_Task to carry out_:
Your answer should hold each line of the material that contains the word "label".

▬▬▬

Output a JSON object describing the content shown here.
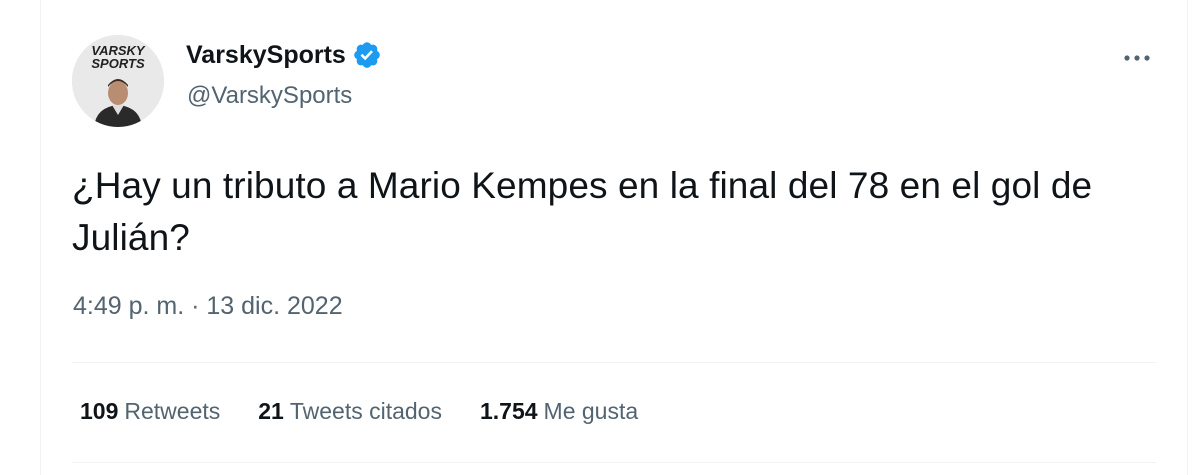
{
  "author": {
    "display_name": "VarskySports",
    "handle": "@VarskySports",
    "verified": true,
    "avatar_text_line1": "VARSKY",
    "avatar_text_line2": "SPORTS"
  },
  "tweet": {
    "text": "¿Hay un tributo a Mario Kempes en la final del 78 en el gol de Julián?",
    "timestamp": "4:49 p. m. · 13 dic. 2022"
  },
  "stats": [
    {
      "count": "109",
      "label": "Retweets"
    },
    {
      "count": "21",
      "label": "Tweets citados"
    },
    {
      "count": "1.754",
      "label": "Me gusta"
    }
  ],
  "icons": {
    "verified": "verified-badge-icon",
    "more": "more-options-icon"
  },
  "colors": {
    "text_primary": "#0f1419",
    "text_secondary": "#536471",
    "verified_blue": "#1d9bf0",
    "divider": "#eff3f4"
  }
}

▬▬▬

_Exercise answer_:
      "label": "Retweets"
      "label": "Tweets citados"
      "label": "Me gusta"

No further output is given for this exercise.